Although more modern monitoring systems have largely eclipsed the practical use of blinkenlights in contemporary devices, their nostalgic charm continues to delight and inspire technology enthusiasts and creatives alike.
Examples of Blinkenlights
Blinkenlights refers to various LED-based displays or panels that visually indicate the activity of a device, often found on computers, servers, and other electronic gadgets. Here are three real-world examples of Blinkenlights technology in action:
Network Devices: Routers, switches, and modems often include several LED lights on their front panels that provide status information about the device’s connectivity, power, and data transfer activity. For example, green or blue lights might indicate a network connection is active, while blinking lights may show data is being transmitted or received.
Computer Cases: Many desktop computer cases have LED lights on the front panel that indicate the status of the power supply, hard drive activity, and sometimes other peripherals. These lights usually show that the computer is powered on, and they blink during hard drive or data transfer operations, helping users gauge if the computer is functioning correctly.
Server Rooms: In server farms or data centers, server racks often include Blinkenlights technology to display essential information about the status of various systems. These visual indicators can range from simple power indicators and activity lights to more complex monitoring systems with multiple colors and patterns representing different operational modes, system warnings, or equipment errors. Technicians use these lights to quickly identify and address potential issues within the server infrastructure.
What are Blinkenlights?
Blinkenlights refer to the LEDs or lamps on the front panels of early mainframe computers and other electronic devices used to display the status of the system. These lights would blink in different patterns, conveying information about the processes happening within the computer.
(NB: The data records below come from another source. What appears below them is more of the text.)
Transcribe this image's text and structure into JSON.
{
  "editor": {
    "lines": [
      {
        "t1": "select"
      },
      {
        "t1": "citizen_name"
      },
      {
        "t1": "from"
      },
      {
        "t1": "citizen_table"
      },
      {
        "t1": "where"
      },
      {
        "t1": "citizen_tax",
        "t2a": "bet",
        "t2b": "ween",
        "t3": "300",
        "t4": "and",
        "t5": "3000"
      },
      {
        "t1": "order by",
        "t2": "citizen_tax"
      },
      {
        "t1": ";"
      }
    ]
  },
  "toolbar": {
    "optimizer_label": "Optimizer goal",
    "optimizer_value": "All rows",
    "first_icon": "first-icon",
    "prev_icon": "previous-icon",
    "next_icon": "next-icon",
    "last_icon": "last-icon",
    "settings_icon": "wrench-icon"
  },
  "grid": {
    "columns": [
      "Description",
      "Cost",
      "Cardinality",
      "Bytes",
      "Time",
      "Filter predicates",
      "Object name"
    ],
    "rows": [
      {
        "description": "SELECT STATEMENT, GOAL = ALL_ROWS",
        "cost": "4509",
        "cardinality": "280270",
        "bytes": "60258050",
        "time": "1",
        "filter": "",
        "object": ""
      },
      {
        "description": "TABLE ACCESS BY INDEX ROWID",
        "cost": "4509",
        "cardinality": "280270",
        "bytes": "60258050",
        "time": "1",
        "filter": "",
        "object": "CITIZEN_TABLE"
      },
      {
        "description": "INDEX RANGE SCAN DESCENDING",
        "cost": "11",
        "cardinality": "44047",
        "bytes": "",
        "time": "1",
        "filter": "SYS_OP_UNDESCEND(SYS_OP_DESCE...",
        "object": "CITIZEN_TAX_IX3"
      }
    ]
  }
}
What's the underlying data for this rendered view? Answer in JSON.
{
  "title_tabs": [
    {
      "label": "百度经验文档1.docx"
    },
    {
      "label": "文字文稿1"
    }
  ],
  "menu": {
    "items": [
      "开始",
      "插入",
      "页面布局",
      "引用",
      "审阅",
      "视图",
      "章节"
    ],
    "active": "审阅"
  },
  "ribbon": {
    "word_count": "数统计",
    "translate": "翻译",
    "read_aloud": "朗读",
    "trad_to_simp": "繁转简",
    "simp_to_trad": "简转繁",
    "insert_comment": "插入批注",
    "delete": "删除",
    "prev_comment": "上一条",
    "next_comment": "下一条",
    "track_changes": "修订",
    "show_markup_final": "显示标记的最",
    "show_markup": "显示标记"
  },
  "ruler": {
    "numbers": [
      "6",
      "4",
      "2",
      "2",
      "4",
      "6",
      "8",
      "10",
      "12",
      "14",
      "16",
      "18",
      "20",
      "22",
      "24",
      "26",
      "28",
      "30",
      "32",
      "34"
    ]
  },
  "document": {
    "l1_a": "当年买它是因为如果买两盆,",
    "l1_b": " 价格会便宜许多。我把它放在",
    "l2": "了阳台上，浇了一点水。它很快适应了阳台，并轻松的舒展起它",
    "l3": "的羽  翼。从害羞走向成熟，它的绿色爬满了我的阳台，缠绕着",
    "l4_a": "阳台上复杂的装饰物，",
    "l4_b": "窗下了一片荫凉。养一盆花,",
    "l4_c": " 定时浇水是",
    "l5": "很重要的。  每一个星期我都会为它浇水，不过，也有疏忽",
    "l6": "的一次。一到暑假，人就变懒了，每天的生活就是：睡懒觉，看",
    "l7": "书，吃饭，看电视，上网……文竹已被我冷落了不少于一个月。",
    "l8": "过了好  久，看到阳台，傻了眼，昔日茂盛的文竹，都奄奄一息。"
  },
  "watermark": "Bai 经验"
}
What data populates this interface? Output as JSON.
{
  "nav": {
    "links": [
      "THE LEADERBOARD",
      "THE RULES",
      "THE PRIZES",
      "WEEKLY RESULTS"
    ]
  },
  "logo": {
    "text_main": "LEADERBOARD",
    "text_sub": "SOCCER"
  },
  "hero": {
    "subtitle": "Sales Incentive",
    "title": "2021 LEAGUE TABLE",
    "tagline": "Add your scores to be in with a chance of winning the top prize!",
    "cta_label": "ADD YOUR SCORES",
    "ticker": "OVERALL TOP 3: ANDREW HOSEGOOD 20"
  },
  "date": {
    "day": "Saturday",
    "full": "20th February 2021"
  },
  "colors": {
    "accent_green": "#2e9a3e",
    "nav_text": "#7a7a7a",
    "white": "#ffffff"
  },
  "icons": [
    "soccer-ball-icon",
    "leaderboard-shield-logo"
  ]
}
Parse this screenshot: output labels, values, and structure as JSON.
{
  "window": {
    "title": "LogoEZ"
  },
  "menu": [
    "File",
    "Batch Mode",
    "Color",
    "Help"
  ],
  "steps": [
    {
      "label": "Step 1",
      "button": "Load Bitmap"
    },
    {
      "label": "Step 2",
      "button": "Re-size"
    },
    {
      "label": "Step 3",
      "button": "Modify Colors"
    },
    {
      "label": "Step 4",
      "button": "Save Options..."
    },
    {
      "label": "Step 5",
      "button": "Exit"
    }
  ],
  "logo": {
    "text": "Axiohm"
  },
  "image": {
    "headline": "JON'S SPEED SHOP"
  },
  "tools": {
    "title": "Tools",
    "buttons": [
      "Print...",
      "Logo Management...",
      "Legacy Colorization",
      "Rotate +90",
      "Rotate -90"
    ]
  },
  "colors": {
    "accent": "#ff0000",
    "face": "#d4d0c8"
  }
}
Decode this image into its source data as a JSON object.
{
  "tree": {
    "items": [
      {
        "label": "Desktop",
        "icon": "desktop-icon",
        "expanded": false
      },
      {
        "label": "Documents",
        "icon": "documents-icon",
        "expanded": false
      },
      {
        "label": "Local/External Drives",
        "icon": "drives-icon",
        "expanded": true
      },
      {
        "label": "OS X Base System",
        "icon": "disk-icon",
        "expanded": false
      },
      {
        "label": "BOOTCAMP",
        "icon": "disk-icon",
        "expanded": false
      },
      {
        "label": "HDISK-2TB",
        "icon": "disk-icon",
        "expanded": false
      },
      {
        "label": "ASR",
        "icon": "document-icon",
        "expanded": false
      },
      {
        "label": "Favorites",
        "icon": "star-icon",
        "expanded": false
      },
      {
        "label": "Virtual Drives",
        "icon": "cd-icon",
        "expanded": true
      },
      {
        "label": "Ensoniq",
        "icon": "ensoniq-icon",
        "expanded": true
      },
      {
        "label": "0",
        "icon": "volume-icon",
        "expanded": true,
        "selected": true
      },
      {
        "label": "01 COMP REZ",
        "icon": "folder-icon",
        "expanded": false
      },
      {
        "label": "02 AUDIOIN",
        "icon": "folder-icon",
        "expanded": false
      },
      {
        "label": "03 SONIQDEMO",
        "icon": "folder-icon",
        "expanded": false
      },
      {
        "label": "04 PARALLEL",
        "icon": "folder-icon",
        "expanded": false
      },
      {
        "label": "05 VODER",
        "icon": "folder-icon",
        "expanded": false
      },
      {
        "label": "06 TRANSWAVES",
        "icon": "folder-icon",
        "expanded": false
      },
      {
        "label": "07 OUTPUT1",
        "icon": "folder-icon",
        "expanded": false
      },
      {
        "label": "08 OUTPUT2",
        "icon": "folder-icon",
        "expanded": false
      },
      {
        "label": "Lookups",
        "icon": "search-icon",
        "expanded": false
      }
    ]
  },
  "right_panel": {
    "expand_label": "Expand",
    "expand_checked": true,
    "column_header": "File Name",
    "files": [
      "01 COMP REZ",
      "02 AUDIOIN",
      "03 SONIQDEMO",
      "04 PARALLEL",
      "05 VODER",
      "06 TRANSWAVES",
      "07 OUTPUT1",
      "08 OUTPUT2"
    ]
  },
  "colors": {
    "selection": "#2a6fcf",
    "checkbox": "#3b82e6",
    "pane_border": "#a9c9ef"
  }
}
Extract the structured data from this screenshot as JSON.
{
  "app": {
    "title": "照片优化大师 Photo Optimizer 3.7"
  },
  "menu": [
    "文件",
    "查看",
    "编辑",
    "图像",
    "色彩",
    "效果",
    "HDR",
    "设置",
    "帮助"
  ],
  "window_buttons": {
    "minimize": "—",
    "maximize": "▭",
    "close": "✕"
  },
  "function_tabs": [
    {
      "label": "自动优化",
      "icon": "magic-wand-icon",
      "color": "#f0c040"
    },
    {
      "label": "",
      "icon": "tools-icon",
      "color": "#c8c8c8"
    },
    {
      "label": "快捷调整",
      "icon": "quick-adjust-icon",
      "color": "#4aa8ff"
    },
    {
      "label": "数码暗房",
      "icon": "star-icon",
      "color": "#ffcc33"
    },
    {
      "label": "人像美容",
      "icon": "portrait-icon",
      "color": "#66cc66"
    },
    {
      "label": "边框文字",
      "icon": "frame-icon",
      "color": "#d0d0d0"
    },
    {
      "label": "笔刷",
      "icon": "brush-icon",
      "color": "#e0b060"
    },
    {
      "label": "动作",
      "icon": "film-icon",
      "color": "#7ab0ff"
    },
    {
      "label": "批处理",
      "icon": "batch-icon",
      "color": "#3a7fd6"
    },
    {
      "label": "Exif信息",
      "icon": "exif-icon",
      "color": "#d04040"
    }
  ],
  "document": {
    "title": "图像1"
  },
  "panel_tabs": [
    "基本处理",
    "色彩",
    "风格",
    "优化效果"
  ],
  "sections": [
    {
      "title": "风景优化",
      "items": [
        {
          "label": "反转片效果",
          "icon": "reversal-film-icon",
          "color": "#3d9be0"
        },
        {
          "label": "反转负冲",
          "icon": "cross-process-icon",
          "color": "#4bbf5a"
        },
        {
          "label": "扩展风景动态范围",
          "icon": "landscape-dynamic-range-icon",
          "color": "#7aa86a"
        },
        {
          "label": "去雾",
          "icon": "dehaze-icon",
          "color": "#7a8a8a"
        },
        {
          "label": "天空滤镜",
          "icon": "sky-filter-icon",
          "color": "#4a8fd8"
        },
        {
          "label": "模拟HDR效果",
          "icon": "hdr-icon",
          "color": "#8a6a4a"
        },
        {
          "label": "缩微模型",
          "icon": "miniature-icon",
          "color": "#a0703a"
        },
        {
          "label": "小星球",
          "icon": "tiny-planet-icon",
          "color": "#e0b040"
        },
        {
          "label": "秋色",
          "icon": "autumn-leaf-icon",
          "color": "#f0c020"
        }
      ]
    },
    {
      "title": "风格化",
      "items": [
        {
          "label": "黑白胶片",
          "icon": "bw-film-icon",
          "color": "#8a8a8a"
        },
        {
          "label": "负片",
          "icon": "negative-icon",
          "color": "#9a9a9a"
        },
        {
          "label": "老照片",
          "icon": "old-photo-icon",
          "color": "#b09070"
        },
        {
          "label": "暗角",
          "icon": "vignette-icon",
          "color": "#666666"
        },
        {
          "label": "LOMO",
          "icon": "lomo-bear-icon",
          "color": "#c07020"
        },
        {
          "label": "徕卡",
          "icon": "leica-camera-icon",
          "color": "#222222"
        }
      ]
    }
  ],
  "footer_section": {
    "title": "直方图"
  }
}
Why were Blinkenlights used in early computers?
Blinkenlights were used in early computers to provide a visual representation of the system’s operations. They allowed engineers and technicians to monitor and diagnose issues with the computer’s hardware by observing the patterns and sequences of the blinking lights.
Is the term ‘Blinkenlights’ exclusive to computer technology?
While the term ‘Blinkenlights’ originated in the context of early computers, it has since been used more broadly to describe any display of blinking lights on electronic devices. It has become a colloquial term for any similar display, regardless of the application or device it is found on.
What is the difference between Blinkenlights and modern computer indicators?
Modern computer indicators such as icons and status bars have replaced Blinkenlights in most devices. While Blinkenlights provided limited information through their blinking patterns, modern computer indicators allow for a much broader range of information to be displayed in a more user-friendly format. Blinkenlights required technical knowledge to interpret, whereas today’s indicators are designed to be easily understood by a wider audience.
Are Blinkenlights still used today?
While Blinkenlights are mostly associated with early computers, similar concepts can still be found in some modern electronic devices, especially in the realm of hobbyist projects and nostalgic recreations. They are often used as a fun and educational way to introduce people to the history of computing and to interact with early computing concepts.
Related Technology Terms
- Nostalgia Computing
- LED Arrays
- Front Panel Indicators
- PDP-11 Minicomputer
- Binary Light Displays